A Missouri jury on Wednesday found a man guilty of murdering a retired black police captain during the violent racial riots of 2020 that erupted after the killing of George Floyd.
Stephan Cannon was convicted of all felony charges brought against him: first-degree murder, first-degree robbery, first-degree burglary, stealing $750 or more, unlawful possession of a firearm, and three counts of armed criminal action.
Cannon had been accused of gunning down police officer David Dorn, 77, as he attended to a burglar alarm at a friend’s pawn shop, where looters had descended to capitalize on the chaos of the Floyd protests. Cannon was among the robbers Dorn confronted by the business before he was slain.
Prosecutors obtained video footage of the incident, originally shared to Facebook Live but later removed, and played it in court to support their case. Attorney Marvin Teer claimed that Cannon fired ten shots at Dorn, killing him, as he arrived at the scene and fired off warning shots to stop the looters, the St. Louis Post-Dispatch reported.
Public defender Brian Horneyer argued that the police had “tunnel vision” in connecting Cannon to the crime and said that detectives depended on unreliable co-defendant Mark Jackson as their critical witness after he agreed to testify against Cannon to potentially secure a plea deal.
“This is a man who lies as easily as he breathes,” Horneyer said of Jackson.
The attorney representing Jackson, who has an upcoming hearing for his own pending murder trial, said he expects prosecutors will drop the second-degree murder charge as part of the arrangement to take the stand in Cannon’s case.
Dorn’s family was relieved by the decision, grateful that justice was finally served for their loved one.
“I’m very thankful to the jurors who saw the truth and all the evidence,” Dorn’s wife, Ann Dorn, said outside the courthouse after the verdicts, the local outlet reported. “And I want to thank Marvin Teer for doing a phenomenal job in prosecuting the case.”

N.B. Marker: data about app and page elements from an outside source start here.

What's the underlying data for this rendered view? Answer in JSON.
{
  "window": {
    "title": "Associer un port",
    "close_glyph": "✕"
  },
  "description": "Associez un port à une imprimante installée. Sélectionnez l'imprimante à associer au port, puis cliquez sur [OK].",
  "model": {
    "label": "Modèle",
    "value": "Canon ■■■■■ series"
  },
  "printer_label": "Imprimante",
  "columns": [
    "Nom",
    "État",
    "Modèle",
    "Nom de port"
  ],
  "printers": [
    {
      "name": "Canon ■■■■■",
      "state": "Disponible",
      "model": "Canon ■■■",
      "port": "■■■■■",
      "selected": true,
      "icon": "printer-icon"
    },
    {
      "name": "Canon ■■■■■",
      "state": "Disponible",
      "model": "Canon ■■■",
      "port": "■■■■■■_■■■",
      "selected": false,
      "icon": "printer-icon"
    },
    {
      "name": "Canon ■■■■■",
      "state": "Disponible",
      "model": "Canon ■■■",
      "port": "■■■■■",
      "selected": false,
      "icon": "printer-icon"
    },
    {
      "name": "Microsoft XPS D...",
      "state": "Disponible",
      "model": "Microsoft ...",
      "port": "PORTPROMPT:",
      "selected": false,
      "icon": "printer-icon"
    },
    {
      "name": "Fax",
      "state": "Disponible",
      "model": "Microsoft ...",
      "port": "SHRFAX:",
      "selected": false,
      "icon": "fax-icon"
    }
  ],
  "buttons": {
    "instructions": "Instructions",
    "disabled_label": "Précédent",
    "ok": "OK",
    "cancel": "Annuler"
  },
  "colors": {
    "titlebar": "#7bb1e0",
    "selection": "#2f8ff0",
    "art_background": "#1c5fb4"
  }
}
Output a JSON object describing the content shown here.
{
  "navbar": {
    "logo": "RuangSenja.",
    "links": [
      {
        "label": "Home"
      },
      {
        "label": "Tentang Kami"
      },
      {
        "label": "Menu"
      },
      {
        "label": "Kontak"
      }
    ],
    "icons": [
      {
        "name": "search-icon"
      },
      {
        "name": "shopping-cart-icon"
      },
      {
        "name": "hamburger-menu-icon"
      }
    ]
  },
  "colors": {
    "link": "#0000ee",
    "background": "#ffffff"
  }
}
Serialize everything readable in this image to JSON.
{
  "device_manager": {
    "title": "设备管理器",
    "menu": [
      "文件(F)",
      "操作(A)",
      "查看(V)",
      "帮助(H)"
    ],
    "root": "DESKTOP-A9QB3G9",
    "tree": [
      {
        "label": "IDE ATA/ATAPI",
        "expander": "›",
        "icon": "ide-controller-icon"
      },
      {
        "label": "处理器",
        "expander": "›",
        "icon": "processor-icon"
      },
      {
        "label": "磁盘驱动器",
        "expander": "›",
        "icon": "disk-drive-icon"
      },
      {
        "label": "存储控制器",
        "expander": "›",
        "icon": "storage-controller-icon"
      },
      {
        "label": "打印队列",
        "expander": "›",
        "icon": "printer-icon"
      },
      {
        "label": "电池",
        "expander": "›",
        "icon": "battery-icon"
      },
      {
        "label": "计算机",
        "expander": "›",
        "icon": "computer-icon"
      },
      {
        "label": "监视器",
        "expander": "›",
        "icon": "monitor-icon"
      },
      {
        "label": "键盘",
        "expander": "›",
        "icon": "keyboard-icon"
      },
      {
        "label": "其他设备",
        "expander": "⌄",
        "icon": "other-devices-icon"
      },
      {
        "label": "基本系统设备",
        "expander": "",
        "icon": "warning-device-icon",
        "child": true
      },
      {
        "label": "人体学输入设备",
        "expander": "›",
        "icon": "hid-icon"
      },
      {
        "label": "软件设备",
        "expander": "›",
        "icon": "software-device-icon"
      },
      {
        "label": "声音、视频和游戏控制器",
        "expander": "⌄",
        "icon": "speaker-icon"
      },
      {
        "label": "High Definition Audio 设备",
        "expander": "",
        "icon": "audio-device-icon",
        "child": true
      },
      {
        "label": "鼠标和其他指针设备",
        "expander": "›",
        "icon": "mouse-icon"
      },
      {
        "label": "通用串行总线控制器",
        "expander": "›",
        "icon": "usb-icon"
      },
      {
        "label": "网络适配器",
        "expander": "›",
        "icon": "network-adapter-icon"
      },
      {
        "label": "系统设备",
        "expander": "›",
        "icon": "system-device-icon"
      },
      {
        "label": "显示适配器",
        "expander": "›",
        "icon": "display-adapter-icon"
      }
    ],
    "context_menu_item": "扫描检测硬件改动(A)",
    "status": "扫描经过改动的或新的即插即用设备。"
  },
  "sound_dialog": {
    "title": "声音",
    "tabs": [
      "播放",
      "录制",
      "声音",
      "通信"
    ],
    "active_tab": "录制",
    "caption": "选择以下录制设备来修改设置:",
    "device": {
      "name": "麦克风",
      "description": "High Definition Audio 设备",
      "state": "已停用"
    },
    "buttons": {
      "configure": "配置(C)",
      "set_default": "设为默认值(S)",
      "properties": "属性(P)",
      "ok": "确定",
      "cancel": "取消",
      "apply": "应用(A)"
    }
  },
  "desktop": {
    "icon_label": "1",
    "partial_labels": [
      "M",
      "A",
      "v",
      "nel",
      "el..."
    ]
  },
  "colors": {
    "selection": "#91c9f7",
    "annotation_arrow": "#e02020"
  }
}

While certain high-profile cases from the 2020 street mayhem, such as that of Kyle Rittenhouse, received disproportionate media attention, Dorn’s case, of a black cop killed by rioters in cold-blood for TVs, was largely forgotten by the mainstream press.